## ASSIGNMENT:
Within the records below, filter for lines carrying the word "object" and copy them.

═══ MATERIAL FOR THIS TASK ═══

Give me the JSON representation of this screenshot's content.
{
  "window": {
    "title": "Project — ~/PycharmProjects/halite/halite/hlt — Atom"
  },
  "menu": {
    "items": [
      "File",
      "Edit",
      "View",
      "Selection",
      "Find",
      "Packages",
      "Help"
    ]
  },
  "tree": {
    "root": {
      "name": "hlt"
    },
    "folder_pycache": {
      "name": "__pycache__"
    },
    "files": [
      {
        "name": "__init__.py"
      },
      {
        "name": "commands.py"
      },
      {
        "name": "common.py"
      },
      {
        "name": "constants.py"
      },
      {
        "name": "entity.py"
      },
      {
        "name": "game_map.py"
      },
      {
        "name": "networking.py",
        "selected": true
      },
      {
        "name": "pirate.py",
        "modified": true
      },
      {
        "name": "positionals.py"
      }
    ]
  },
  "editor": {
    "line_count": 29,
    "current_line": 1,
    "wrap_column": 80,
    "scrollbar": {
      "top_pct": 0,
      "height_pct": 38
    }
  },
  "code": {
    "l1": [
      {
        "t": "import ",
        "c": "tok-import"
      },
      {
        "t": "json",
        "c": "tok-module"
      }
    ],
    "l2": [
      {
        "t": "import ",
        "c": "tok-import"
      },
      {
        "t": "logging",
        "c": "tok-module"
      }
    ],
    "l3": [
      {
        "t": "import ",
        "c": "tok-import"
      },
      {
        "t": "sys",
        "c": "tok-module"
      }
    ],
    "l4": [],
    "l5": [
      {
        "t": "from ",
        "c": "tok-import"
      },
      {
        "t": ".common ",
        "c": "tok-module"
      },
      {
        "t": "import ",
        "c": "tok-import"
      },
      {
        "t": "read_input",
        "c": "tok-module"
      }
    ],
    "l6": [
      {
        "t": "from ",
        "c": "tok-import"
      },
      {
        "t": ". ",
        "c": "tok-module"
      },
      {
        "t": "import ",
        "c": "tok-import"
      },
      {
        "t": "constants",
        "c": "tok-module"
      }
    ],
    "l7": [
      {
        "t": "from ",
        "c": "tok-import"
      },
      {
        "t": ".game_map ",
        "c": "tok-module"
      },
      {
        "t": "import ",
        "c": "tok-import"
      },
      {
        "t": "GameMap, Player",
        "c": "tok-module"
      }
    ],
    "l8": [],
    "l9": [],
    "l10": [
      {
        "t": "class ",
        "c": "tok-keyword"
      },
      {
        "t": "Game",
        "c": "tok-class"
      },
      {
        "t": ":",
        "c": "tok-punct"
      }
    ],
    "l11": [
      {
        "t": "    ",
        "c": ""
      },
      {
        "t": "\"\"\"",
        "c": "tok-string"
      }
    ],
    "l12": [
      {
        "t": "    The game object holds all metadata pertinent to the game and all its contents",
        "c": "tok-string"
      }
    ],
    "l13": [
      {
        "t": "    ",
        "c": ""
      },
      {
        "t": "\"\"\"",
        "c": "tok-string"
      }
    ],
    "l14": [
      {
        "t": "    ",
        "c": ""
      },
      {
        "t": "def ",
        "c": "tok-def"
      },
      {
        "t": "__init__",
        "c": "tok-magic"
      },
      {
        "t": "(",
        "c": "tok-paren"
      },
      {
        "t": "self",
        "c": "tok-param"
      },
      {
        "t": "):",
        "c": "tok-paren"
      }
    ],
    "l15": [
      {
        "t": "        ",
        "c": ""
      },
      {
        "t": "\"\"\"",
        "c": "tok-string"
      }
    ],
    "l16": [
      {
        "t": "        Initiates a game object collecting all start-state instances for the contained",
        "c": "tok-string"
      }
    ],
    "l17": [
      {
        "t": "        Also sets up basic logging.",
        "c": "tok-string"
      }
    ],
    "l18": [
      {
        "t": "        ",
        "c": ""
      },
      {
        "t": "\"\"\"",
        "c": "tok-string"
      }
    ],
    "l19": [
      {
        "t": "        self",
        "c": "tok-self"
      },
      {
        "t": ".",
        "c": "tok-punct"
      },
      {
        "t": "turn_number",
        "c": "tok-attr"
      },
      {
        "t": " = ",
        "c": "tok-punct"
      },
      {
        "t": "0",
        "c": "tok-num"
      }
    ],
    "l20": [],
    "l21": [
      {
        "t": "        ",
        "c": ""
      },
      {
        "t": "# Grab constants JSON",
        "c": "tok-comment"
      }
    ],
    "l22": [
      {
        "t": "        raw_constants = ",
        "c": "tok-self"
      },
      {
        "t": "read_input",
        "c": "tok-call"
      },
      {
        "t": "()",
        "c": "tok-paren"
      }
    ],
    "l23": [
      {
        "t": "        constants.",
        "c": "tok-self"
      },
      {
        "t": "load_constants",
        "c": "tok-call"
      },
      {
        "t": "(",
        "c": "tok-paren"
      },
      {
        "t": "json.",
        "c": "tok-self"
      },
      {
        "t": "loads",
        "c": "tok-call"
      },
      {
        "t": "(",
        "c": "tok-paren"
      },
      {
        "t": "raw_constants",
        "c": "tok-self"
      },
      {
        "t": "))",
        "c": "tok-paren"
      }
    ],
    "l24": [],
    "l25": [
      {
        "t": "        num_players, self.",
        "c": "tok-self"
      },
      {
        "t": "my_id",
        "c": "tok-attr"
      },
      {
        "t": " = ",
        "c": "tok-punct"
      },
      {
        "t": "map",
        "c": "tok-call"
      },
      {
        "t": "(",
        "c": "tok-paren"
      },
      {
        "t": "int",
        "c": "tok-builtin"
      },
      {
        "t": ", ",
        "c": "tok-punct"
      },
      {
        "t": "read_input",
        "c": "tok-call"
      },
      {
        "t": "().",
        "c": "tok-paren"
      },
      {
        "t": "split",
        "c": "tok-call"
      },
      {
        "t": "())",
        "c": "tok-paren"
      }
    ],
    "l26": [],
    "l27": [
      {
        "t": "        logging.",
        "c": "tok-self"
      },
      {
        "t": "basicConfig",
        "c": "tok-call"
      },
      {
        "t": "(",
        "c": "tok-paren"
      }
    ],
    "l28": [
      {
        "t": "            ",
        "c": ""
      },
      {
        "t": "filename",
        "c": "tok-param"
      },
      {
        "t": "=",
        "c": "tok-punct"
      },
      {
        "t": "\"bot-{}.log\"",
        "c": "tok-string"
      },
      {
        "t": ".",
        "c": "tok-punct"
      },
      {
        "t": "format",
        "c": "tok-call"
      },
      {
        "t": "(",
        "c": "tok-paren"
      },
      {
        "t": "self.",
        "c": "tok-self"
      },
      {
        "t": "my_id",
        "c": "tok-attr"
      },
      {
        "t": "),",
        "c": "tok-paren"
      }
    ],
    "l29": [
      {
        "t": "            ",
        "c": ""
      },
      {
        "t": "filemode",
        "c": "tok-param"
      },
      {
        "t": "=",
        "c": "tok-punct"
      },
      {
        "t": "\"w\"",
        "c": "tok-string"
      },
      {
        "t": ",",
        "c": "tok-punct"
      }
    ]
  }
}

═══

## FINISHED EXERCISE:
        "t": "    The game object holds all metadata pertinent to the game and all its contents",
        "t": "        Initiates a game object collecting all start-state instances for the contained",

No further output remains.